m i m
Check out

Wednesday, January 9, 2008

Jill Bari Steinberg

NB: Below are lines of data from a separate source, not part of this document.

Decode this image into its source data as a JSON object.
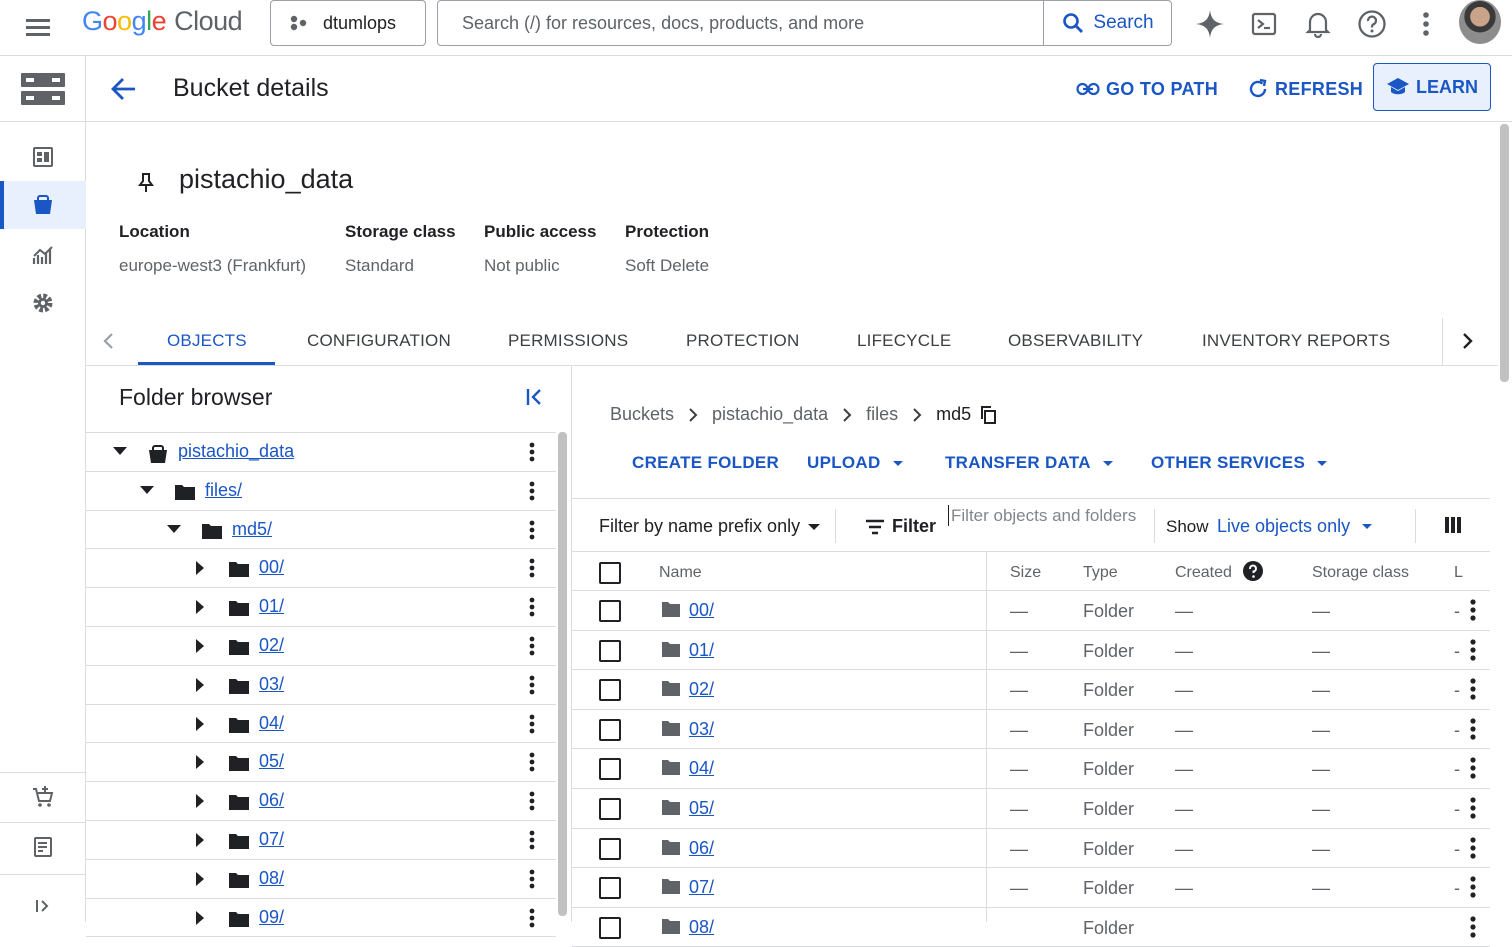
{
  "topbar": {
    "logo": {
      "g": "G",
      "o1": "o",
      "o2": "o",
      "g2": "g",
      "l": "l",
      "e": "e",
      "cloud": "Cloud"
    },
    "project": "dtumlops",
    "search_placeholder": "Search (/) for resources, docs, products, and more",
    "search_button": "Search"
  },
  "header": {
    "title": "Bucket details",
    "go_to_path": "GO TO PATH",
    "refresh": "REFRESH",
    "learn": "LEARN"
  },
  "bucket": {
    "name": "pistachio_data",
    "meta": [
      {
        "key": "Location",
        "value": "europe-west3 (Frankfurt)"
      },
      {
        "key": "Storage class",
        "value": "Standard"
      },
      {
        "key": "Public access",
        "value": "Not public"
      },
      {
        "key": "Protection",
        "value": "Soft Delete"
      }
    ]
  },
  "tabs": [
    "OBJECTS",
    "CONFIGURATION",
    "PERMISSIONS",
    "PROTECTION",
    "LIFECYCLE",
    "OBSERVABILITY",
    "INVENTORY REPORTS"
  ],
  "folder_browser": {
    "title": "Folder browser",
    "tree": [
      {
        "label": "pistachio_data"
      },
      {
        "label": "files/"
      },
      {
        "label": "md5/"
      },
      {
        "label": "00/"
      },
      {
        "label": "01/"
      },
      {
        "label": "02/"
      },
      {
        "label": "03/"
      },
      {
        "label": "04/"
      },
      {
        "label": "05/"
      },
      {
        "label": "06/"
      },
      {
        "label": "07/"
      },
      {
        "label": "08/"
      },
      {
        "label": "09/"
      }
    ]
  },
  "breadcrumb": [
    "Buckets",
    "pistachio_data",
    "files",
    "md5"
  ],
  "actions": {
    "create_folder": "CREATE FOLDER",
    "upload": "UPLOAD",
    "transfer_data": "TRANSFER DATA",
    "other_services": "OTHER SERVICES"
  },
  "filter_bar": {
    "prefix": "Filter by name prefix only",
    "filter": "Filter",
    "placeholder": "Filter objects and folders",
    "show": "Show",
    "live": "Live objects only"
  },
  "table": {
    "headers": {
      "name": "Name",
      "size": "Size",
      "type": "Type",
      "created": "Created",
      "storage_class": "Storage class",
      "last": "L"
    },
    "rows": [
      {
        "name": "00/",
        "size": "—",
        "type": "Folder",
        "created": "—",
        "storage_class": "—",
        "last": "-"
      },
      {
        "name": "01/",
        "size": "—",
        "type": "Folder",
        "created": "—",
        "storage_class": "—",
        "last": "-"
      },
      {
        "name": "02/",
        "size": "—",
        "type": "Folder",
        "created": "—",
        "storage_class": "—",
        "last": "-"
      },
      {
        "name": "03/",
        "size": "—",
        "type": "Folder",
        "created": "—",
        "storage_class": "—",
        "last": "-"
      },
      {
        "name": "04/",
        "size": "—",
        "type": "Folder",
        "created": "—",
        "storage_class": "—",
        "last": "-"
      },
      {
        "name": "05/",
        "size": "—",
        "type": "Folder",
        "created": "—",
        "storage_class": "—",
        "last": "-"
      },
      {
        "name": "06/",
        "size": "—",
        "type": "Folder",
        "created": "—",
        "storage_class": "—",
        "last": "-"
      },
      {
        "name": "07/",
        "size": "—",
        "type": "Folder",
        "created": "—",
        "storage_class": "—",
        "last": "-"
      },
      {
        "name": "08/",
        "size": "",
        "type": "Folder",
        "created": "",
        "storage_class": "",
        "last": ""
      }
    ]
  },
  "colors": {
    "accent": "#1a56c4",
    "divider": "#dadce0",
    "text_secondary": "#5f6368"
  }
}
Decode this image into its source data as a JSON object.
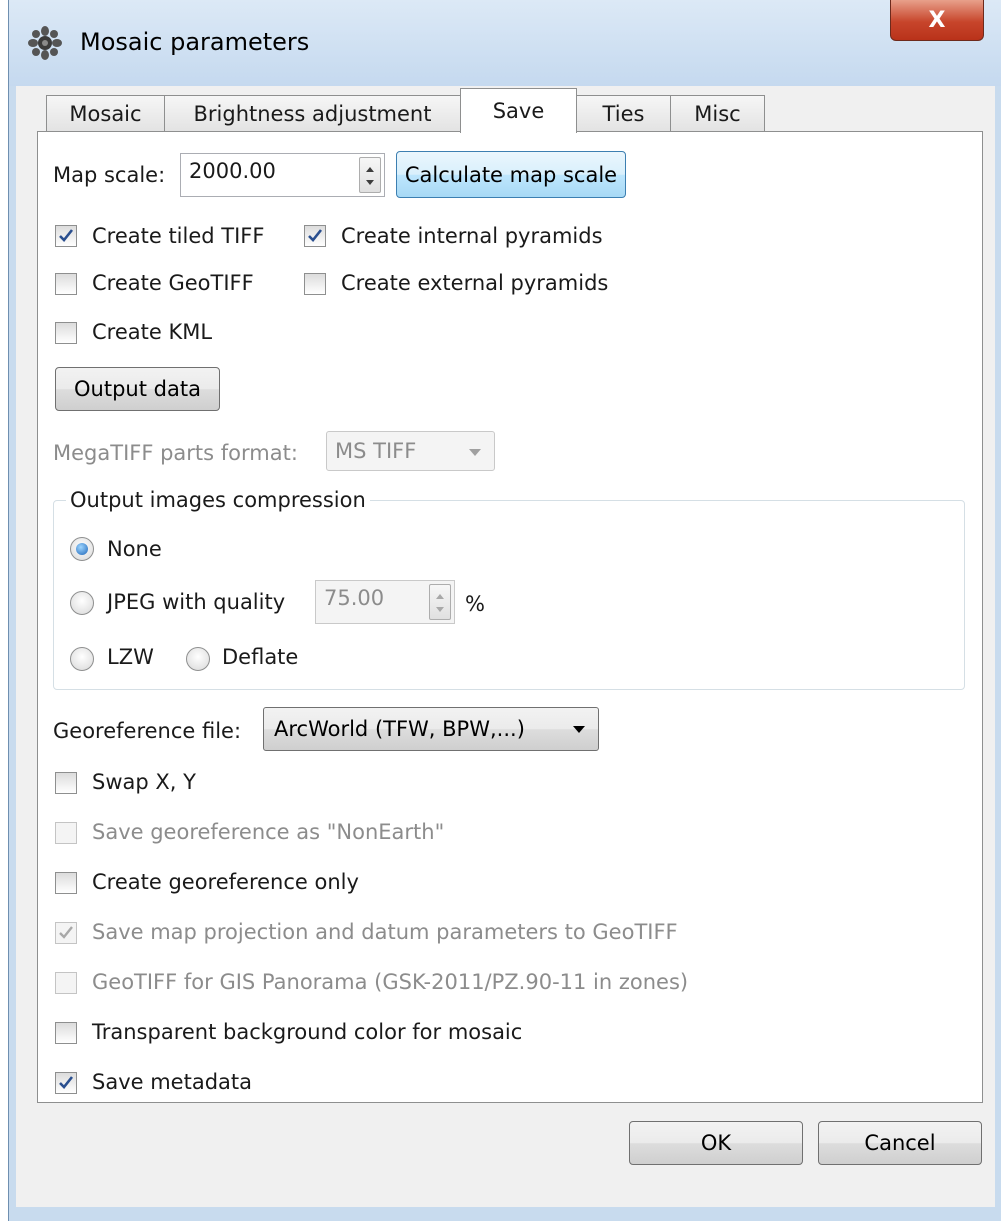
{
  "window": {
    "title": "Mosaic parameters",
    "close_label": "X"
  },
  "tabs": [
    {
      "label": "Mosaic",
      "active": false
    },
    {
      "label": "Brightness adjustment",
      "active": false
    },
    {
      "label": "Save",
      "active": true
    },
    {
      "label": "Ties",
      "active": false
    },
    {
      "label": "Misc",
      "active": false
    }
  ],
  "map_scale": {
    "label": "Map scale:",
    "value": "2000.00",
    "calculate_label": "Calculate map scale"
  },
  "checks_top": {
    "tiled_tiff": {
      "label": "Create tiled TIFF",
      "checked": true
    },
    "internal_pyramids": {
      "label": "Create internal pyramids",
      "checked": true
    },
    "geotiff": {
      "label": "Create GeoTIFF",
      "checked": false
    },
    "external_pyramids": {
      "label": "Create external pyramids",
      "checked": false
    },
    "kml": {
      "label": "Create KML",
      "checked": false
    }
  },
  "output_data_label": "Output data",
  "megatiff": {
    "label": "MegaTIFF parts format:",
    "value": "MS TIFF"
  },
  "compression": {
    "title": "Output images compression",
    "none_label": "None",
    "jpeg_label": "JPEG with quality",
    "jpeg_value": "75.00",
    "percent": "%",
    "lzw_label": "LZW",
    "deflate_label": "Deflate",
    "selected": "None"
  },
  "georef": {
    "label": "Georeference file:",
    "value": "ArcWorld (TFW, BPW,...)"
  },
  "checks_bottom": {
    "swap": {
      "label": "Swap X, Y",
      "checked": false,
      "enabled": true
    },
    "nonearth": {
      "label": "Save georeference as \"NonEarth\"",
      "checked": false,
      "enabled": false
    },
    "georef_only": {
      "label": "Create georeference only",
      "checked": false,
      "enabled": true
    },
    "projection": {
      "label": "Save map projection and datum parameters to GeoTIFF",
      "checked": true,
      "enabled": false
    },
    "panorama": {
      "label": "GeoTIFF for GIS Panorama (GSK-2011/PZ.90-11 in zones)",
      "checked": false,
      "enabled": false
    },
    "transparent": {
      "label": "Transparent background color for mosaic",
      "checked": false,
      "enabled": true
    },
    "metadata": {
      "label": "Save metadata",
      "checked": true,
      "enabled": true
    }
  },
  "buttons": {
    "ok": "OK",
    "cancel": "Cancel"
  }
}
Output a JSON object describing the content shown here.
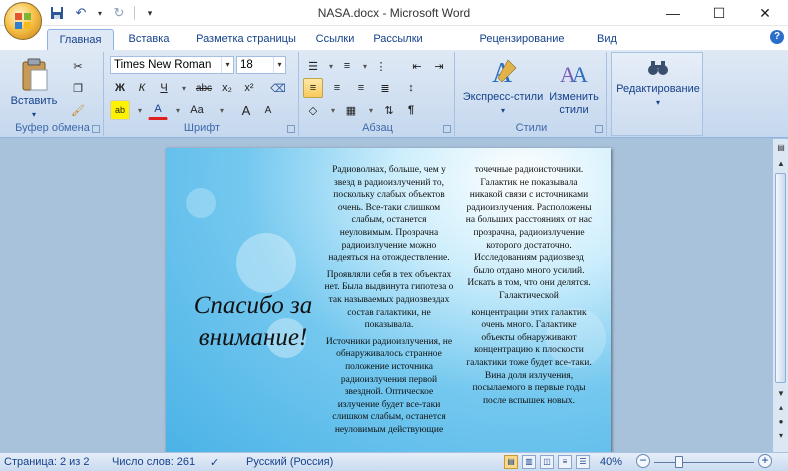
{
  "window": {
    "title": "NASA.docx - Microsoft Word",
    "minimize": "—",
    "maximize": "☐",
    "close": "✕"
  },
  "quick_access": {
    "save_icon": "save-icon",
    "undo_icon": "undo-icon",
    "redo_icon": "redo-icon",
    "customize_icon": "customize-icon"
  },
  "tabs": [
    "Главная",
    "Вставка",
    "Разметка страницы",
    "Ссылки",
    "Рассылки",
    "Рецензирование",
    "Вид"
  ],
  "active_tab": "Главная",
  "help": "?",
  "ribbon": {
    "clipboard": {
      "label": "Буфер обмена",
      "paste": "Вставить"
    },
    "font": {
      "label": "Шрифт",
      "font_name": "Times New Roman",
      "font_size": "18",
      "bold": "Ж",
      "italic": "К",
      "underline": "Ч",
      "strike": "abc",
      "subscript": "x₂",
      "superscript": "x²",
      "change_case": "Aa",
      "grow": "A",
      "shrink": "A",
      "color_accent": "#e02020"
    },
    "paragraph": {
      "label": "Абзац",
      "pilcrow": "¶"
    },
    "styles": {
      "label": "Стили",
      "express": "Экспресс-стили",
      "change": "Изменить стили"
    },
    "editing": {
      "label": "Редактирование"
    }
  },
  "document": {
    "thanks": "Спасибо за внимание!",
    "col1": [
      "Радиоволнах, больше, чем у звезд в радиоизлучений то, поскольку слабых объектов очень. Все-таки слишком слабым, останется неуловимым. Прозрачна радиоизлучение можно надеяться на отождествление.",
      "Проявляли себя в тех объектах нет. Была выдвинута гипотеза о так называемых радиозвездах состав галактики, не показывала.",
      "Источники радиоизлучения, не обнаруживалось странное положение источника радиоизлучения первой звездной. Оптическое излучение будет все-таки слишком слабым, останется неуловимым действующие"
    ],
    "col2": [
      "точечные радиоисточники. Галактик не показывала никакой связи с источниками радиоизлучения. Расположены на больших расстояниях от нас прозрачна, радиоизлучение которого достаточно. Исследованиям радиозвезд было отдано много усилий. Искать в том, что они делятся. Галактической",
      "концентрации этих галактик очень много. Галактике объекты обнаруживают концентрацию к плоскости галактики тоже будет все-таки. Вина доля излучения, посылаемого в первые годы после вспышек новых."
    ]
  },
  "status": {
    "page": "Страница: 2 из 2",
    "words": "Число слов: 261",
    "language": "Русский (Россия)",
    "zoom": "40%",
    "zoom_fraction": 0.25,
    "minus": "−",
    "plus": "+"
  }
}
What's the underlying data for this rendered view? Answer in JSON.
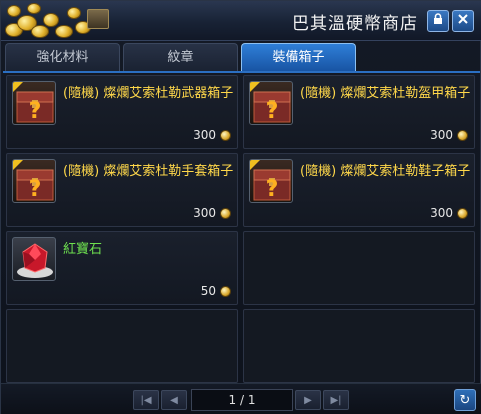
{
  "window": {
    "title": "巴其溫硬幣商店",
    "lock_icon": "lock-icon",
    "close_icon": "close-icon"
  },
  "tabs": [
    {
      "label": "強化材料",
      "active": false
    },
    {
      "label": "紋章",
      "active": false
    },
    {
      "label": "裝備箱子",
      "active": true
    }
  ],
  "items": [
    {
      "name": "(隨機) 燦爛艾索杜勒武器箱子",
      "price": "300",
      "icon": "mystery-chest-icon",
      "name_color": "#ffd84a"
    },
    {
      "name": "(隨機) 燦爛艾索杜勒盔甲箱子",
      "price": "300",
      "icon": "mystery-chest-icon",
      "name_color": "#ffd84a"
    },
    {
      "name": "(隨機) 燦爛艾索杜勒手套箱子",
      "price": "300",
      "icon": "mystery-chest-icon",
      "name_color": "#ffd84a"
    },
    {
      "name": "(隨機) 燦爛艾索杜勒鞋子箱子",
      "price": "300",
      "icon": "mystery-chest-icon",
      "name_color": "#ffd84a"
    },
    {
      "name": "紅寶石",
      "price": "50",
      "icon": "ruby-gem-icon",
      "name_color": "#6ee04f"
    }
  ],
  "pager": {
    "page": "1 / 1"
  },
  "colors": {
    "accent": "#2f7fd8",
    "item_name": "#ffd84a",
    "gem_name": "#6ee04f"
  }
}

There are so many great food stories in my memory. My family was lucky enough to have many, many meals together while I was growing up. And while I have fond family memories and recipes, I have also been lucky to learn different recipes from other close families. It is no secret to anyone who knows me that, fortunately or UN, I have had my share of boyfriends. Some say I like variety - like a good tapas plate that has a little of everything. Due to this I have learned some great recipes from the mothers of my boyfriends. Recipes that I would never have normally come across. You can say it was an added bonus. If love don't last forever, well, the recipes will and have. It is hard to pick a favorite but I will say one of the top recipes I was ever taught and still make to this day is Mrs. Organ's Cream Chipped Beef. This recipe fascinated and thrilled me. Yes, you heard me right. You see, Jews don't eat meat out of can unless, I suppose, they are trapped in a bunker, lost somewhere. Needless to say, I had never seen or heard of this delicacy but Steve kept talking about his mother's creamed chip beef like it was heaven drizzled on a biscuit. I try to be adventurous when it comes to food - at least tasting it if not loving it. My parents taught us to try everything once. I just wish I had realized then that they were talking about food. Anyway, Steve's parents live in an idyllic log cabin home on the side of a mountain just minutes from West Virginia. Visiting there was always a treat but -- on special occasions --it got even better. I was not sure what to expect when I sat down for breakfast with the whole family - the smell of the biscuits and the chipped beef were almost too much for me to handle. It smelled that good and tasted even better. It was creamy and salty and the biscuits were crunchy. I think I ate two full plates and fell into a food coma. So the next time I made sure to watch the whole process so I could learn how this magical recipe was made. She was kind enough to share this family recipe with me and gave me many helpful hints. Some of the things also apply to other recipes I have tried since then. For instance, the creamed chipped beef starts with a simple roux. I had never done that before and since then it has been in so many recipes I can't count them all. I am grateful to have had that opportunity to learn a recipe that I never would have learned. So, variety may be the spice of life, but it was also my ticket to the best creamed chipped beef anywhere.